Medication Safety: Your First Line of Defense
Is your medicine cabinet packed with bottles filled with various prescription or over-the-counter medicines, supplements or vitamins? Maybe you’ve even placed some of them in a pill organizer to keep track of what you’re supposed to take and when.
It’s important to be careful with any medicines, whether you’re the one taking them or you’re a caregiver who dispenses them. Some medications might have harmful interactions when taken together, and your body – your digestive system, circulatory system and liver and kidneys for example – may handle certain drugs differently as you get older, which could lead to possible complications, according to the Food and Drug Administration (FDA).
The FDA offers the following tips to help you stay safe when taking your medications.

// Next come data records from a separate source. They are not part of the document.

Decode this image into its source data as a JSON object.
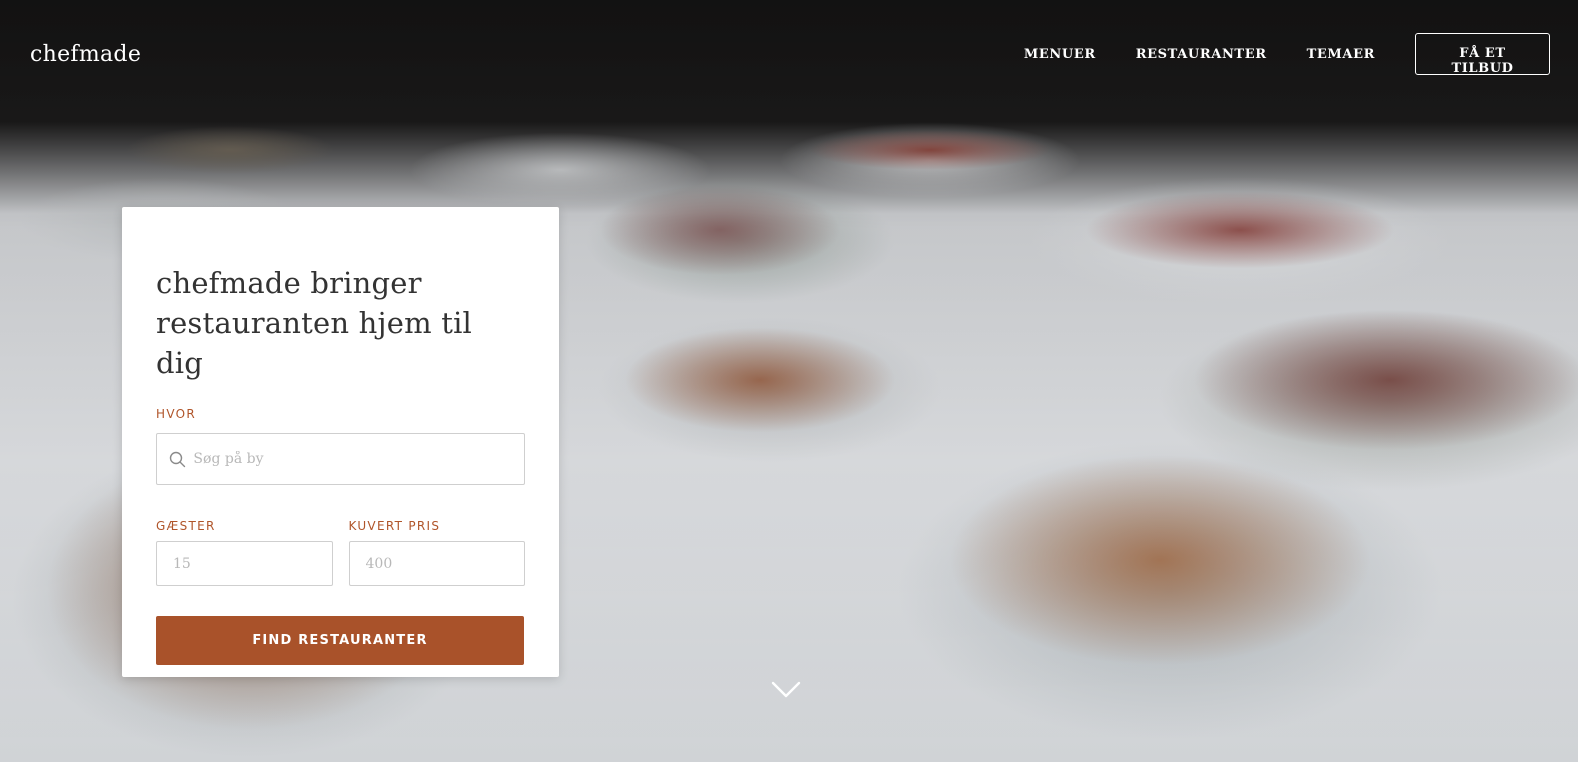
{
  "header": {
    "logo": "chefmade",
    "nav": [
      {
        "label": "MENUER"
      },
      {
        "label": "RESTAURANTER"
      },
      {
        "label": "TEMAER"
      }
    ],
    "cta_label": "FÅ ET TILBUD"
  },
  "search_card": {
    "title_line1": "chefmade bringer",
    "title_line2": "restauranten hjem til dig",
    "where_label": "HVOR",
    "where_placeholder": "Søg på by",
    "guests_label": "GÆSTER",
    "guests_placeholder": "15",
    "price_label": "KUVERT PRIS",
    "price_placeholder": "400",
    "submit_label": "FIND RESTAURANTER"
  },
  "colors": {
    "accent": "#a9522a",
    "label": "#b0552a",
    "text": "#333333"
  },
  "icons": {
    "search": "search-icon",
    "scroll": "chevron-down-icon"
  }
}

- Talk with your health care provider and take all medicine as prescribed: Follow your doctor’s instructions and regularly take your medication. Do not stop taking the medicine or skip any doses without talking to your doctor first – even if you’re feeling better or think the medication isn’t working. Also, only take prescription medicines that your health care provider has prescribed for you, and talk with your doctor if there are side effects. If you have several doctors, tell each of them about all medicines and supplements you’re taking.
- Keep a list of your medications: Create a list of all medications you’re taking – including the brand name of your medicine or its generic name, the dosage, how often you take it and the reason you’re taking it – and update the list regularly. Always carry it with you and provide a copy to a trusted relative or friend.
- Learn about possible side effects and drug interactions: Talk with your doctor about any health issues you’re having, like memory problems, which could be a side effect of medication you’re taking. Also, review your health care provider’s instructions and check the medicine labels for any possible side effects for your medications, as well as any potential interactions among your medicines, supplements and specific food or beverages. Your pharmacist could also provide information about side effects and interactions.
- Review all your medications with your doctor: Every time you visit your health care provider, talk about all over-the-counter and prescription medicines and supplements you’re taking. This will help determine if any of them are still appropriate for you to take, if any might be ineffective and if you can stop taking any of them.